The central banks therefore have a tough task on their hands. The US Federal Reserve wants to continue tightening its approach to monetary policy in an increasingly fragile environment. But there is a risk that the now more vulnerable economy will make it more difficult for the Fed to maintain its course. In view of the declining rates of growth at both global and domestic level, combined with heightened political risk, monetary policy is therefore likely to be tightened only moderately. The Fed is predicted to raise interest rates three times at most in 2019, but will increasingly stress its focus on the data. In other words, if US economic data looks to be weaker than expected going forward, a pause in the Fed’s cycle of interest-rate hikes will become more and more probable and will be communicated accordingly by the US central bank. On the other side of the Atlantic, the European Central Bank (ECB) will not change tack on interest rates or begin shifting the negative deposit rate towards the zero mark until the second half of 2019 at the earliest. Here too, we expect that the ECB’s response will be to communicate the delay or even suspension of its planned interest-rate rise in the event that overall demand falls more sharply than anticipated. Consequently, the monetary policy outlook for the capital markets remains only moderately restrictive overall.

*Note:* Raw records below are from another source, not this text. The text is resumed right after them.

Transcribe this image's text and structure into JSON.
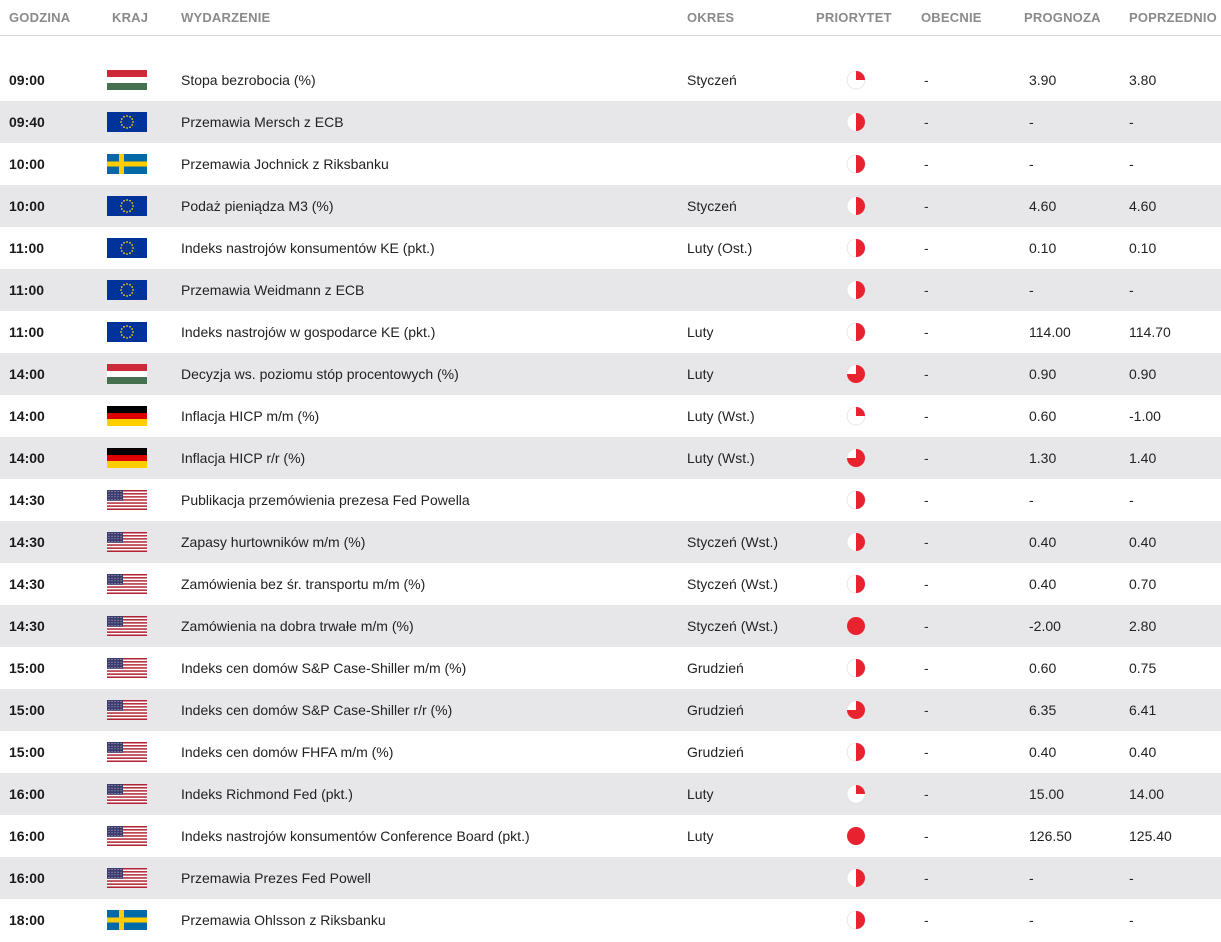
{
  "header": {
    "time": "GODZINA",
    "country": "KRAJ",
    "event": "WYDARZENIE",
    "period": "OKRES",
    "priority": "PRIORYTET",
    "current": "OBECNIE",
    "forecast": "PROGNOZA",
    "previous": "POPRZEDNIO"
  },
  "colors": {
    "priority_red": "#e8232f",
    "row_alt": "#e7e7ea",
    "header_text": "#8a8a8a"
  },
  "rows": [
    {
      "time": "09:00",
      "country": "hu",
      "event": "Stopa bezrobocia (%)",
      "period": "Styczeń",
      "priority": 1,
      "current": "-",
      "forecast": "3.90",
      "previous": "3.80"
    },
    {
      "time": "09:40",
      "country": "eu",
      "event": "Przemawia Mersch z ECB",
      "period": "",
      "priority": 2,
      "current": "-",
      "forecast": "-",
      "previous": "-"
    },
    {
      "time": "10:00",
      "country": "se",
      "event": "Przemawia Jochnick z Riksbanku",
      "period": "",
      "priority": 2,
      "current": "-",
      "forecast": "-",
      "previous": "-"
    },
    {
      "time": "10:00",
      "country": "eu",
      "event": "Podaż pieniądza M3 (%)",
      "period": "Styczeń",
      "priority": 2,
      "current": "-",
      "forecast": "4.60",
      "previous": "4.60"
    },
    {
      "time": "11:00",
      "country": "eu",
      "event": "Indeks nastrojów konsumentów KE (pkt.)",
      "period": "Luty (Ost.)",
      "priority": 2,
      "current": "-",
      "forecast": "0.10",
      "previous": "0.10"
    },
    {
      "time": "11:00",
      "country": "eu",
      "event": "Przemawia Weidmann z ECB",
      "period": "",
      "priority": 2,
      "current": "-",
      "forecast": "-",
      "previous": "-"
    },
    {
      "time": "11:00",
      "country": "eu",
      "event": "Indeks nastrojów w gospodarce KE (pkt.)",
      "period": "Luty",
      "priority": 2,
      "current": "-",
      "forecast": "114.00",
      "previous": "114.70"
    },
    {
      "time": "14:00",
      "country": "hu",
      "event": "Decyzja ws. poziomu stóp procentowych (%)",
      "period": "Luty",
      "priority": 3,
      "current": "-",
      "forecast": "0.90",
      "previous": "0.90"
    },
    {
      "time": "14:00",
      "country": "de",
      "event": "Inflacja HICP m/m (%)",
      "period": "Luty (Wst.)",
      "priority": 1,
      "current": "-",
      "forecast": "0.60",
      "previous": "-1.00"
    },
    {
      "time": "14:00",
      "country": "de",
      "event": "Inflacja HICP r/r (%)",
      "period": "Luty (Wst.)",
      "priority": 3,
      "current": "-",
      "forecast": "1.30",
      "previous": "1.40"
    },
    {
      "time": "14:30",
      "country": "us",
      "event": "Publikacja przemówienia prezesa Fed Powella",
      "period": "",
      "priority": 2,
      "current": "-",
      "forecast": "-",
      "previous": "-"
    },
    {
      "time": "14:30",
      "country": "us",
      "event": "Zapasy hurtowników m/m (%)",
      "period": "Styczeń (Wst.)",
      "priority": 2,
      "current": "-",
      "forecast": "0.40",
      "previous": "0.40"
    },
    {
      "time": "14:30",
      "country": "us",
      "event": "Zamówienia bez śr. transportu m/m (%)",
      "period": "Styczeń (Wst.)",
      "priority": 2,
      "current": "-",
      "forecast": "0.40",
      "previous": "0.70"
    },
    {
      "time": "14:30",
      "country": "us",
      "event": "Zamówienia na dobra trwałe m/m (%)",
      "period": "Styczeń (Wst.)",
      "priority": 4,
      "current": "-",
      "forecast": "-2.00",
      "previous": "2.80"
    },
    {
      "time": "15:00",
      "country": "us",
      "event": "Indeks cen domów S&P Case-Shiller m/m (%)",
      "period": "Grudzień",
      "priority": 2,
      "current": "-",
      "forecast": "0.60",
      "previous": "0.75"
    },
    {
      "time": "15:00",
      "country": "us",
      "event": "Indeks cen domów S&P Case-Shiller r/r (%)",
      "period": "Grudzień",
      "priority": 3,
      "current": "-",
      "forecast": "6.35",
      "previous": "6.41"
    },
    {
      "time": "15:00",
      "country": "us",
      "event": "Indeks cen domów FHFA m/m (%)",
      "period": "Grudzień",
      "priority": 2,
      "current": "-",
      "forecast": "0.40",
      "previous": "0.40"
    },
    {
      "time": "16:00",
      "country": "us",
      "event": "Indeks Richmond Fed (pkt.)",
      "period": "Luty",
      "priority": 1,
      "current": "-",
      "forecast": "15.00",
      "previous": "14.00"
    },
    {
      "time": "16:00",
      "country": "us",
      "event": "Indeks nastrojów konsumentów Conference Board (pkt.)",
      "period": "Luty",
      "priority": 4,
      "current": "-",
      "forecast": "126.50",
      "previous": "125.40"
    },
    {
      "time": "16:00",
      "country": "us",
      "event": "Przemawia Prezes Fed Powell",
      "period": "",
      "priority": 2,
      "current": "-",
      "forecast": "-",
      "previous": "-"
    },
    {
      "time": "18:00",
      "country": "se",
      "event": "Przemawia Ohlsson z Riksbanku",
      "period": "",
      "priority": 2,
      "current": "-",
      "forecast": "-",
      "previous": "-"
    }
  ]
}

It is thus clear that the economic climate and conditions in the capital markets will become even more challenging and present a more mixed picture in 2019. At the same time, they will become more susceptible to volatility. But this is not all bad news for investors, because bigger differences between regions, sectors and issuers are also a source of opportunity – especially for active managers. After all, activity beats volatility and selection uses rotation. These maxims are therefore likely to be the key to successful investing in 2019.

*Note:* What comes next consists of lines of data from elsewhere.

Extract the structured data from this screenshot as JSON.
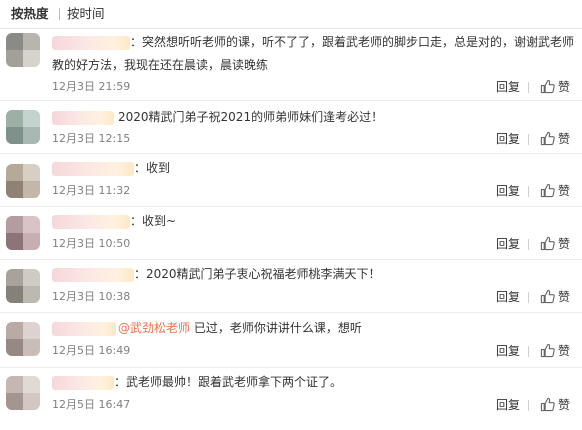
{
  "tabs": {
    "hot_label": "按热度",
    "time_label": "按时间"
  },
  "actions": {
    "reply_label": "回复",
    "like_label": "赞"
  },
  "comments": [
    {
      "text_line1": "：突然想听听老师的课，听不了了，跟着武老师的脚步口走，总是对的，谢谢武老师",
      "text_line2": "教的好方法，我现在还在晨读，晨读晚练",
      "time": "12月3日 21:59"
    },
    {
      "text": "2020精武门弟子祝2021的师弟师妹们逢考必过！",
      "time": "12月3日 12:15"
    },
    {
      "text": "：收到",
      "time": "12月3日 11:32"
    },
    {
      "text": "：收到~",
      "time": "12月3日 10:50"
    },
    {
      "text": "：2020精武门弟子衷心祝福老师桃李满天下！",
      "time": "12月3日 10:38"
    },
    {
      "mention": "@武劲松老师",
      "text": " 已过，老师你讲讲什么课，想听",
      "time": "12月5日 16:49"
    },
    {
      "text": "：武老师最帅！跟着武老师拿下两个证了。",
      "time": "12月5日 16:47"
    }
  ]
}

Selection is key
What does this actually mean? When it comes to equities and commodities, we regard phases of rising capital market prices as a selling opportunity (‘sell into strength’). They also enable us to act countercyclically and be better prepared for periods of falling prices. Overall, we expect prices in the equity markets to hold steady or decline slightly at index level, because corporate profits are becoming increasingly exposed to headwinds in the form of generally narrowing margins, while political uncertainties are making it ever harder for companies to plan ahead (due to protectionism, Brexit, sanctions imposed on Russia and Iran, etc.). At the same time, the differences between good and not so good business models will become increasingly apparent in terms of share prices. In other words, investors need to pick stocks carefully. Selection and tactics are also crucial when it comes to commodities, which are well supported late on in the cycle. This is because these markets are – and will continue to be – influenced by fundamental economic data and, above all, geopolitical factors.

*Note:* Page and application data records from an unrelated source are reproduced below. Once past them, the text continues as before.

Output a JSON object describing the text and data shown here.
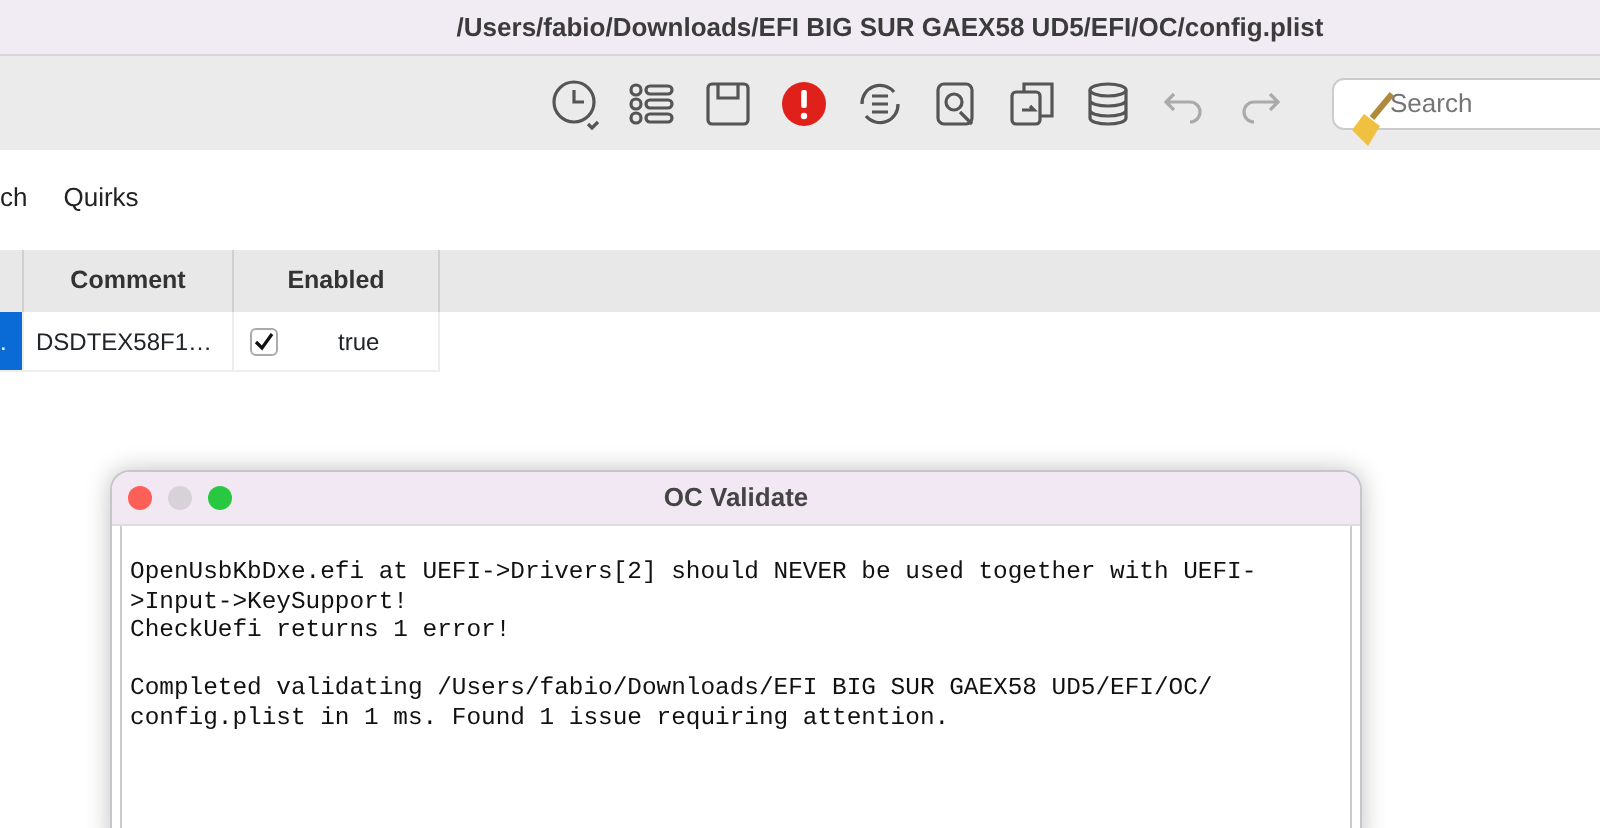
{
  "window": {
    "title": "/Users/fabio/Downloads/EFI BIG SUR GAEX58 UD5/EFI/OC/config.plist"
  },
  "toolbar": {
    "search": {
      "placeholder": "Search"
    }
  },
  "tabs": [
    {
      "label": "ch",
      "selected": false
    },
    {
      "label": "Quirks",
      "selected": false
    }
  ],
  "table": {
    "columns": [
      {
        "label": "Comment"
      },
      {
        "label": "Enabled"
      }
    ],
    "rows": [
      {
        "selected": true,
        "column_1": ".",
        "comment": "DSDTEX58F1…",
        "enabled": true,
        "enabled_text": "true"
      }
    ]
  },
  "dialog": {
    "title": "OC Validate",
    "paragraphs": [
      [
        "OpenUsbKbDxe.efi at UEFI->Drivers[2] should NEVER be used together with UEFI-",
        ">Input->KeySupport!",
        "CheckUefi returns 1 error!"
      ],
      [
        "Completed validating /Users/fabio/Downloads/EFI BIG SUR GAEX58 UD5/EFI/OC/",
        "config.plist in 1 ms. Found 1 issue requiring attention."
      ]
    ]
  }
}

Careful bond picking is also important, as the late-cycle economic phase means the bond market will increasingly distinguish between robust and weaker issuers. In the interest-rate markets, especially in the US, we predict that the yield curve will continue to flatten out, with yields rising only slightly on the whole. And in the eurozone, the ECB will only be able to go ahead with its first interest-rate hike in 2019 if the UK’s departure from the EU is not disorderly and if the economic and political situation in Italy, France and Germany does not deteriorate further. Moreover, the risk premiums on spread products in the US and eurozone bond markets are likely to see a further small increase due to the faltering rate of growth and the less supportive market indicators. Interest-rate duration rather than spread duration will thus become more and more important when constructing fixed-income and multi-asset portfolios. And in the currency market, the interest-rate support for the US dollar will increasingly lose its relevance in respect of the very important euro/US dollar exchange rate. The euro will also barely benefit from this in the coming months, but that is because of the political risks in the eurozone. By contrast, the emerging market currencies, which are heavily dependent on the US dollar exchange rate, are likely to continue stabilising over the course of the year.
As at: 12 December 2018.